Many people are unaware that Krill oil undergoes no decontamination process. It is therefore untrue to say that Krill oil is free from contamination.
3. Scientific Evidence Showing The Effectiveness Of The Supplements.
There have been literally thousands of studies which have demonstrated the effectiveness of the DHA and EPA Omega 3 fats in improving your health. However although there are claims by the manufacturers that Krill oil is tremendously effective in improving your health there are very few, if any, independent scientific studies that show that Krill oil is any better to your health compared to fish oil. The benefits of the Omega 3 fats in one will be the same benefits as found in the same quantity of Omega3 fats in the other.
Most of the studies that do exist are in fact financed by people with a financial interest in selling Krill oil. One Canadian company owns the patent on Krill oil and finances the studies, of which there are very few.
4. The Presence Of Astaxanthin In Krill Oil.
It is said that Astaxanthin is a powerful antioxidant with significant health benefits, and that Astaxanthin is found in Krill. Whilst this is true it is also true that some high quality fish oil supplements contain Astaxanthin at a significantly higher proportion that is found in Krill oil.
The anti-oxidant potency of Krill oil is in fact lower than that of the best fish oil supplements.
5. The DHA And EPA Are Attached To Phospholipids.
This is one more reason why it is claimed that Krill oil is more potent than fish oil. Without going into all of the scientific mumbo-jumbo about what this means, the bottom line is that there is no scientific evidence that this does anything at all, and there is no more evidence that the phospholipid structure in Krill oil offers any health benefits.
Ultimately Krill oil is about marketing. The health benefits of Omega 3 supplementation are established by many many scientific studies, and the benefit of fish oil to your health is recognized by such eminent authorities as the American Heart Association.
However, whilst Krill oil supplements are cleverly marketed, there is no independent scientific evidence to suggest that they are any more beneficial to your health than high quality Omega 3 fish oil supplements, they are dramatically more expensive for the same amount of active ingredient, and because they are not subject to any decontamination process the contamination level of Krill oil supplements may be extremely high. Nobody knows.
So if you’re convinced of the health benefits of DHA and EPA supplementation, and if you’ve been wondering about fish oil vs Krill oil debate, then rest assured that buying fish oil supplements will be cheaper, safer, and better for your health.
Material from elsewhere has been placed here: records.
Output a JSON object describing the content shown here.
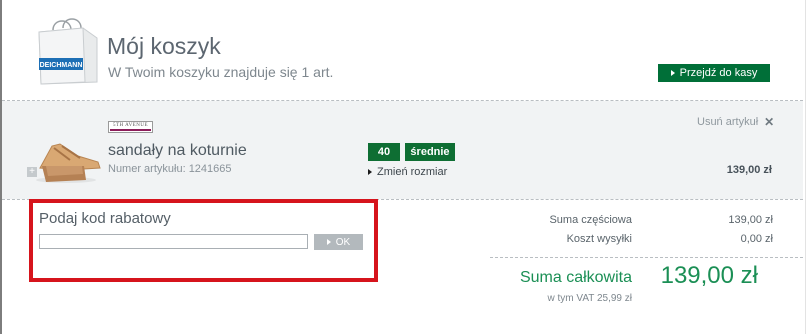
{
  "header": {
    "brand": "DEICHMANN",
    "title": "Mój koszyk",
    "subtitle": "W Twoim koszyku znajduje się 1 art.",
    "checkout_label": "Przejdź do kasy"
  },
  "product": {
    "brand_logo": "5TH AVENUE",
    "name": "sandały na koturnie",
    "article_number": "Numer artykułu: 1241665",
    "size": "40",
    "width": "średnie",
    "change_size_label": "Zmień rozmiar",
    "remove_label": "Usuń artykuł",
    "price": "139,00 zł"
  },
  "voucher": {
    "title": "Podaj kod rabatowy",
    "value": "",
    "button_label": "OK"
  },
  "totals": {
    "subtotal_label": "Suma częściowa",
    "subtotal_value": "139,00 zł",
    "shipping_label": "Koszt wysyłki",
    "shipping_value": "0,00 zł",
    "total_label": "Suma całkowita",
    "total_value": "139,00 zł",
    "vat_label": "w tym VAT  25,99 zł"
  },
  "colors": {
    "accent_green": "#006f38",
    "total_green": "#1b8f55",
    "highlight_red": "#d6141c"
  }
}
NOTE: More recently we have noticed an issue crop up with krill oil capsules that we had never thought of before.
There are some suggestions that krill can contain very small amounts of shellfish. This may be because they eat it, we have no idea. However we have read the suggestion that this may be an issue for people who have a shellfish allergy. To read a little more about krill allergens, albeit in scientific language, click here.
We haven’t seen any solid evidence in support of this suggestion, but thought we’d mention it anyway. Perhaps it’s being studied somewhere, we don’t know. To find clean quality fish oil supplements click here.To find out more about Peter Click Here